Website and app data records
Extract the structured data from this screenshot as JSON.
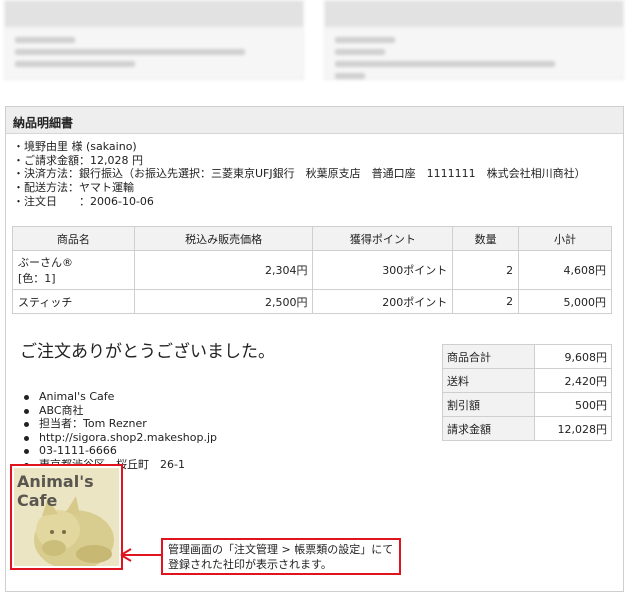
{
  "colors": {
    "accent_red": "#e0141e",
    "header_bg": "#eeeeee",
    "border": "#cfcfcf"
  },
  "panel": {
    "title": "納品明細書"
  },
  "info": {
    "lines": [
      "・境野由里 様 (sakaino)",
      "・ご請求金額：12,028 円",
      "・決済方法：銀行振込（お振込先選択：三菱東京UFJ銀行　秋葉原支店　普通口座　1111111　株式会社相川商社）",
      "・配送方法：ヤマト運輸",
      "・注文日　　：2006-10-06"
    ]
  },
  "items_table": {
    "headers": [
      "商品名",
      "税込み販売価格",
      "獲得ポイント",
      "数量",
      "小計"
    ],
    "rows": [
      {
        "name": "ぶーさん®",
        "option": "[色：1]",
        "price": "2,304円",
        "points": "300ポイント",
        "qty": "2",
        "subtotal": "4,608円"
      },
      {
        "name": "スティッチ",
        "option": "",
        "price": "2,500円",
        "points": "200ポイント",
        "qty": "2",
        "subtotal": "5,000円"
      }
    ]
  },
  "thanks": "ご注文ありがとうございました。",
  "totals": [
    {
      "label": "商品合計",
      "value": "9,608円"
    },
    {
      "label": "送料",
      "value": "2,420円"
    },
    {
      "label": "割引額",
      "value": "500円"
    },
    {
      "label": "請求金額",
      "value": "12,028円"
    }
  ],
  "shop_info": [
    "Animal's Cafe",
    "ABC商社",
    "担当者：Tom Rezner",
    "http://sigora.shop2.makeshop.jp",
    "03-1111-6666",
    "東京都渋谷区　桜丘町　26-1"
  ],
  "stamp": {
    "text": "Animal's\nCafe"
  },
  "callout": {
    "line1": "管理画面の「注文管理 > 帳票類の設定」にて",
    "line2": "登録された社印が表示されます。"
  }
}
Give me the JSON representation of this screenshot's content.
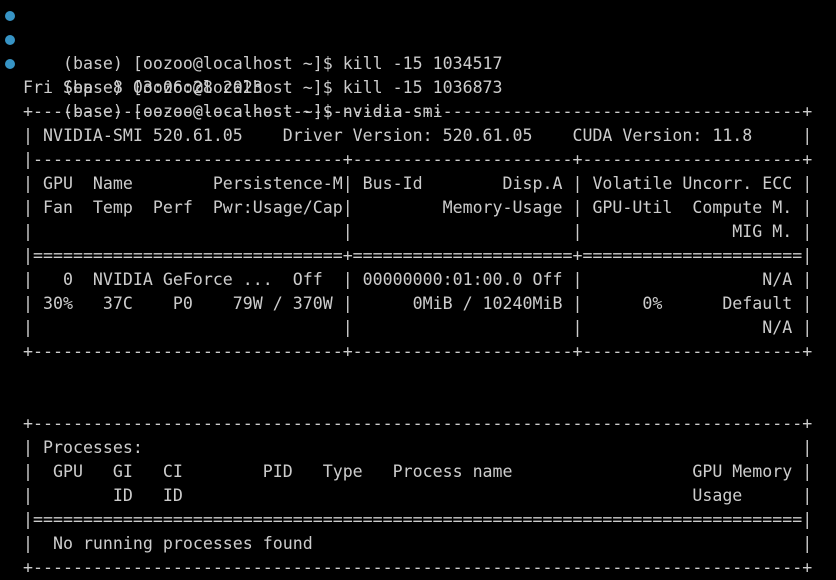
{
  "prompt_dot_color": "#3794c5",
  "text_color": "#cccccc",
  "background_color": "#000000",
  "commands": [
    "(base) [oozoo@localhost ~]$ kill -15 1034517",
    "(base) [oozoo@localhost ~]$ kill -15 1036873",
    "(base) [oozoo@localhost ~]$ nvidia-smi"
  ],
  "output": [
    "Fri Sep  8 03:06:28 2023",
    "+-----------------------------------------------------------------------------+",
    "| NVIDIA-SMI 520.61.05    Driver Version: 520.61.05    CUDA Version: 11.8     |",
    "|-------------------------------+----------------------+----------------------+",
    "| GPU  Name        Persistence-M| Bus-Id        Disp.A | Volatile Uncorr. ECC |",
    "| Fan  Temp  Perf  Pwr:Usage/Cap|         Memory-Usage | GPU-Util  Compute M. |",
    "|                               |                      |               MIG M. |",
    "|===============================+======================+======================|",
    "|   0  NVIDIA GeForce ...  Off  | 00000000:01:00.0 Off |                  N/A |",
    "| 30%   37C    P0    79W / 370W |      0MiB / 10240MiB |      0%      Default |",
    "|                               |                      |                  N/A |",
    "+-------------------------------+----------------------+----------------------+",
    "",
    "",
    "+-----------------------------------------------------------------------------+",
    "| Processes:                                                                  |",
    "|  GPU   GI   CI        PID   Type   Process name                  GPU Memory |",
    "|        ID   ID                                                   Usage      |",
    "|=============================================================================|",
    "|  No running processes found                                                 |",
    "+-----------------------------------------------------------------------------+"
  ]
}
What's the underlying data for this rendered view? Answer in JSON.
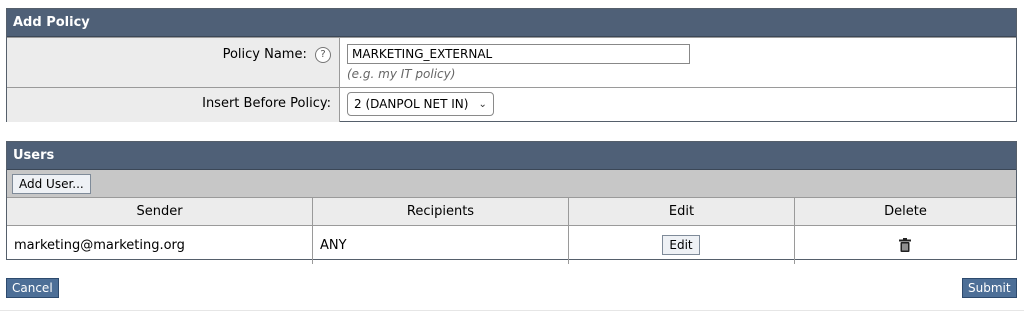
{
  "policy_panel": {
    "title": "Add Policy",
    "policy_name_label": "Policy Name:",
    "policy_name_value": "MARKETING_EXTERNAL",
    "policy_name_hint": "(e.g. my IT policy)",
    "insert_before_label": "Insert Before Policy:",
    "insert_before_value": "2 (DANPOL NET IN)"
  },
  "users_panel": {
    "title": "Users",
    "add_user_label": "Add User...",
    "columns": [
      "Sender",
      "Recipients",
      "Edit",
      "Delete"
    ],
    "rows": [
      {
        "sender": "marketing@marketing.org",
        "recipients": "ANY",
        "edit_label": "Edit"
      }
    ]
  },
  "actions": {
    "cancel_label": "Cancel",
    "submit_label": "Submit"
  },
  "icons": {
    "help": "help-icon",
    "dropdown": "chevron-down-icon",
    "delete": "trash-icon"
  }
}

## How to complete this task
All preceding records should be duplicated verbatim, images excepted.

## Expected answer
Extract the structured data from this screenshot as JSON.
{
  "colors": {
    "accent_red": "#e0141e",
    "header_bg": "#eeeeee",
    "border": "#cfcfcf"
  },
  "panel": {
    "title": "納品明細書"
  },
  "info": {
    "lines": [
      "・境野由里 様 (sakaino)",
      "・ご請求金額：12,028 円",
      "・決済方法：銀行振込（お振込先選択：三菱東京UFJ銀行　秋葉原支店　普通口座　1111111　株式会社相川商社）",
      "・配送方法：ヤマト運輸",
      "・注文日　　：2006-10-06"
    ]
  },
  "items_table": {
    "headers": [
      "商品名",
      "税込み販売価格",
      "獲得ポイント",
      "数量",
      "小計"
    ],
    "rows": [
      {
        "name": "ぶーさん®",
        "option": "[色：1]",
        "price": "2,304円",
        "points": "300ポイント",
        "qty": "2",
        "subtotal": "4,608円"
      },
      {
        "name": "スティッチ",
        "option": "",
        "price": "2,500円",
        "points": "200ポイント",
        "qty": "2",
        "subtotal": "5,000円"
      }
    ]
  },
  "thanks": "ご注文ありがとうございました。",
  "totals": [
    {
      "label": "商品合計",
      "value": "9,608円"
    },
    {
      "label": "送料",
      "value": "2,420円"
    },
    {
      "label": "割引額",
      "value": "500円"
    },
    {
      "label": "請求金額",
      "value": "12,028円"
    }
  ],
  "shop_info": [
    "Animal's Cafe",
    "ABC商社",
    "担当者：Tom Rezner",
    "http://sigora.shop2.makeshop.jp",
    "03-1111-6666",
    "東京都渋谷区　桜丘町　26-1"
  ],
  "stamp": {
    "text": "Animal's\nCafe"
  },
  "callout": {
    "line1": "管理画面の「注文管理 > 帳票類の設定」にて",
    "line2": "登録された社印が表示されます。"
  }
}
Give me the JSON representation of this screenshot's content.
{
  "prompt_dot_color": "#3794c5",
  "text_color": "#cccccc",
  "background_color": "#000000",
  "commands": [
    "(base) [oozoo@localhost ~]$ kill -15 1034517",
    "(base) [oozoo@localhost ~]$ kill -15 1036873",
    "(base) [oozoo@localhost ~]$ nvidia-smi"
  ],
  "output": [
    "Fri Sep  8 03:06:28 2023",
    "+-----------------------------------------------------------------------------+",
    "| NVIDIA-SMI 520.61.05    Driver Version: 520.61.05    CUDA Version: 11.8     |",
    "|-------------------------------+----------------------+----------------------+",
    "| GPU  Name        Persistence-M| Bus-Id        Disp.A | Volatile Uncorr. ECC |",
    "| Fan  Temp  Perf  Pwr:Usage/Cap|         Memory-Usage | GPU-Util  Compute M. |",
    "|                               |                      |               MIG M. |",
    "|===============================+======================+======================|",
    "|   0  NVIDIA GeForce ...  Off  | 00000000:01:00.0 Off |                  N/A |",
    "| 30%   37C    P0    79W / 370W |      0MiB / 10240MiB |      0%      Default |",
    "|                               |                      |                  N/A |",
    "+-------------------------------+----------------------+----------------------+",
    "",
    "",
    "+-----------------------------------------------------------------------------+",
    "| Processes:                                                                  |",
    "|  GPU   GI   CI        PID   Type   Process name                  GPU Memory |",
    "|        ID   ID                                                   Usage      |",
    "|=============================================================================|",
    "|  No running processes found                                                 |",
    "+-----------------------------------------------------------------------------+"
  ]
}
What's the underlying data for this rendered view? Answer in JSON.
{
  "policy_panel": {
    "title": "Add Policy",
    "policy_name_label": "Policy Name:",
    "policy_name_value": "MARKETING_EXTERNAL",
    "policy_name_hint": "(e.g. my IT policy)",
    "insert_before_label": "Insert Before Policy:",
    "insert_before_value": "2 (DANPOL NET IN)"
  },
  "users_panel": {
    "title": "Users",
    "add_user_label": "Add User...",
    "columns": [
      "Sender",
      "Recipients",
      "Edit",
      "Delete"
    ],
    "rows": [
      {
        "sender": "marketing@marketing.org",
        "recipients": "ANY",
        "edit_label": "Edit"
      }
    ]
  },
  "actions": {
    "cancel_label": "Cancel",
    "submit_label": "Submit"
  },
  "icons": {
    "help": "help-icon",
    "dropdown": "chevron-down-icon",
    "delete": "trash-icon"
  }
}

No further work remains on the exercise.